We would like Bernadine to share her passion with the rest of the Fynbos Forum and to share her stories about the challenges and successes of projects she has initiated in the local community. These lessons are valuable ones to share at a platform like the Fynbos Forum where other conservation managers and environmental practitioners will be present, because as urban development increases in the Cape Floristic Region, so do we as conservators increasingly need to deal with conservation in an urban context and find new ways of integrating conservation with surrounding social needs to ensure long-term sustainability. We would also like to recommend that Bernadine should contribute a poster to the Forum if possible. The theme we were thinking of is “the other side of the fence”, where Bernadine could perhaps reflect on the community’s perception of the nature reserve from the outside and then also touch on some of the achievements and activities I mentioned above which have been successful ways of reaching out to the community with a conservation message.

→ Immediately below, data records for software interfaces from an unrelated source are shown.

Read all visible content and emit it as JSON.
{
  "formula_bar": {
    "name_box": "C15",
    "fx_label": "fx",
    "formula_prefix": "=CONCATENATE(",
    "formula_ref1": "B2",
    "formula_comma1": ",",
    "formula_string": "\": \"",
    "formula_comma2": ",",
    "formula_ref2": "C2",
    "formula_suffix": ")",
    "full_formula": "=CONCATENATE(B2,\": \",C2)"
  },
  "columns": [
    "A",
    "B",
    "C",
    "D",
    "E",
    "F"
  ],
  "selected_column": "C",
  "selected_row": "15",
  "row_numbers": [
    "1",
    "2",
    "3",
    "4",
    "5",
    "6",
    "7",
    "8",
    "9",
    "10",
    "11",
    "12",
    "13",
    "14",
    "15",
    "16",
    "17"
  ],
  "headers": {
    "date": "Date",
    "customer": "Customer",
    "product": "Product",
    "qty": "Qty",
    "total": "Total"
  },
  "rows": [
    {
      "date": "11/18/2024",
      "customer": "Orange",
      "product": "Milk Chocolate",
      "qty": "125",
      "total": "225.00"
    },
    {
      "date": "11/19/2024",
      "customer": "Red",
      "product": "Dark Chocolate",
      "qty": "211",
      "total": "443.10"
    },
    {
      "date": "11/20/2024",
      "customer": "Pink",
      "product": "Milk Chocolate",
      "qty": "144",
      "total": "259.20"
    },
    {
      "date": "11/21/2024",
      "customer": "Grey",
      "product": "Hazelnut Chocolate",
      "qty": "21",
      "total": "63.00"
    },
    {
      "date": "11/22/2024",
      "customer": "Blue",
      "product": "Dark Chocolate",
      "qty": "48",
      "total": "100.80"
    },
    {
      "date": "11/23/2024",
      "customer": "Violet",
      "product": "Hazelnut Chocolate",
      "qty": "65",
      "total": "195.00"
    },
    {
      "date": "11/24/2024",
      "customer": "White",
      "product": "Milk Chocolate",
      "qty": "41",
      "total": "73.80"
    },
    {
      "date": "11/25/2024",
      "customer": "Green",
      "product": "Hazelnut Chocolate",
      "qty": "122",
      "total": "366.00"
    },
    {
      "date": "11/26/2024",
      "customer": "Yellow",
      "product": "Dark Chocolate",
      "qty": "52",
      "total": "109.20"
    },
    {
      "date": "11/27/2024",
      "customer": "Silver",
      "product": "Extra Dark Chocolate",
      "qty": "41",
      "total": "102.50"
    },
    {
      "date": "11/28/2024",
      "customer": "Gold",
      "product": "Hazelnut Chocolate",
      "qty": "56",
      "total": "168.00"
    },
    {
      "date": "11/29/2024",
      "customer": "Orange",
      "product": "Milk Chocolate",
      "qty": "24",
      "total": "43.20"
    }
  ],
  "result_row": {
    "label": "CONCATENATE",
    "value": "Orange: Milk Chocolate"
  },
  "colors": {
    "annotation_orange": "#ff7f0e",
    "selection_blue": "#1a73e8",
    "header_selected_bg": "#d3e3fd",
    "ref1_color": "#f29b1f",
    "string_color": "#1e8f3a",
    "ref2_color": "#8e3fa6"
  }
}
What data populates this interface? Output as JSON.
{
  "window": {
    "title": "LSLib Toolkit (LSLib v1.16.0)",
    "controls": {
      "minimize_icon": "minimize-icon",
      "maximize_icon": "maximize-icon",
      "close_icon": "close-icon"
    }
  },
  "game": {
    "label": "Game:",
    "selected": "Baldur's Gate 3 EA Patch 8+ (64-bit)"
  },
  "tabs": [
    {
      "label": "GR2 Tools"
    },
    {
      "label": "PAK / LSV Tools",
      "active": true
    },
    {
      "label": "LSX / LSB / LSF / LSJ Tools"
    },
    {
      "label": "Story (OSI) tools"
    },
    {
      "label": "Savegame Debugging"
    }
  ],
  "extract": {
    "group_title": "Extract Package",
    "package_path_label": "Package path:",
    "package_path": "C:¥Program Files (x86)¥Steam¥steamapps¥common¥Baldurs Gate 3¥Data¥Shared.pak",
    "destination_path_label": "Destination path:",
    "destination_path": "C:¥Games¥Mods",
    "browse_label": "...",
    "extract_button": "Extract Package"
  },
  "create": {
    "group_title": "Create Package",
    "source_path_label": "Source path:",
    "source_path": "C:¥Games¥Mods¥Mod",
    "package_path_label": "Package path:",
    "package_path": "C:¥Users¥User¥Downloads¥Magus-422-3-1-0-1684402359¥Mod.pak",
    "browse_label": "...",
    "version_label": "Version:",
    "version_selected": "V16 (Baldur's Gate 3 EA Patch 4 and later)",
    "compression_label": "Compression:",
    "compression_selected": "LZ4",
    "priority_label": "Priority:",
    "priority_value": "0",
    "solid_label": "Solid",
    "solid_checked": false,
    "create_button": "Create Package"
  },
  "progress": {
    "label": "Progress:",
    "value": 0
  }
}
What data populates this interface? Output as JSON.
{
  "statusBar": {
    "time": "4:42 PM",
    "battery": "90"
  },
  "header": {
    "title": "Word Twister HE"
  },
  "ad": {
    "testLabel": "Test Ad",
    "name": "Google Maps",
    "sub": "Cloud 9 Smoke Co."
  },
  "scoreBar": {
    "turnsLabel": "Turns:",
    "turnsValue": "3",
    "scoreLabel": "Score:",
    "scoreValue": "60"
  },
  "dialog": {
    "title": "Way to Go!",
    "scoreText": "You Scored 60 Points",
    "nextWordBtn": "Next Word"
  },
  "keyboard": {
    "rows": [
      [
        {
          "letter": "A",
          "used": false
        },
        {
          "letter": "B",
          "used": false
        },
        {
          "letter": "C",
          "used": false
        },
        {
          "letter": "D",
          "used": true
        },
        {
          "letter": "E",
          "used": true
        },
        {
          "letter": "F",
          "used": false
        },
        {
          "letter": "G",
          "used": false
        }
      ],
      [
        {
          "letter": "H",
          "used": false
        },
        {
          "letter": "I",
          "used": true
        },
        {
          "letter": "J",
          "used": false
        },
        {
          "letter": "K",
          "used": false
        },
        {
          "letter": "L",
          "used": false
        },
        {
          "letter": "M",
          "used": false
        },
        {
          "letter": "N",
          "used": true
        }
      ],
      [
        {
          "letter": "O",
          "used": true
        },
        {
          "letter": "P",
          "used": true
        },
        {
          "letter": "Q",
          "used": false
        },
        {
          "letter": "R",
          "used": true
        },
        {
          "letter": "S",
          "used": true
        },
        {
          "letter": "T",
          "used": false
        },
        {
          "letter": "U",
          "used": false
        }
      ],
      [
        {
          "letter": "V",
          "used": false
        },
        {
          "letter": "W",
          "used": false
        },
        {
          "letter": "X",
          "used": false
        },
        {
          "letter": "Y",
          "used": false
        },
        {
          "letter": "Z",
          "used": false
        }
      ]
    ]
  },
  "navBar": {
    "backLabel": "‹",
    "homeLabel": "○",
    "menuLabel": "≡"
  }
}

The Fynbos Forum would also be a wonderful opportunity for Bernadine to experience the greater conservation network that exists and to likewise learn lessons that she too can apply. Bernadine’s circumstances have never really allowed her the opportunity to travel outside of the City, so affording such an opportunity like the Fynbos Forum would be a fitting gift to someone like Bernadine who gives so much of her own time and effort into community upliftment and conservation.
Since Bernadine Thomas is a private individual, we cannot request sponsorship from the City of Cape Town, so I would like to find out whether the Fynbos Forum Committee could please consider sponsoring her attendance to this year’s Forum. It would be especially good timing since False Bay Nature Reserve will also be motivating to send our own staff members to showcase the Skills Development Programme at the Forum this year. The Skills Development Programme is capacity building programme which has been successful in training members of the local community, while employing them at our nature reserve, which has enhanced many people’s opportunities for future employment. This theme ties in nicely with that of Bernadine’s in combining community upliftment with conservation.
Kader Asmal Legacy Project
The project aims to address the many water catchment related issues we suffer in the city. The project is funded by the City of Cape Town and strives to employ as many people as over six months to tackle catchment issues. At FBNR 33 such people are employed and have been working since February.
Student Conservation officer training
Each year FBNR employs students who are doing their third year Nature Conservation Diploma and mentors them for the year. 2012 sees two students who are currently at our reserve and are doing well.
FBNR runs two overnight EE facilities and one day program facility. We aim to excite and teach as many children as possible about the environment around them.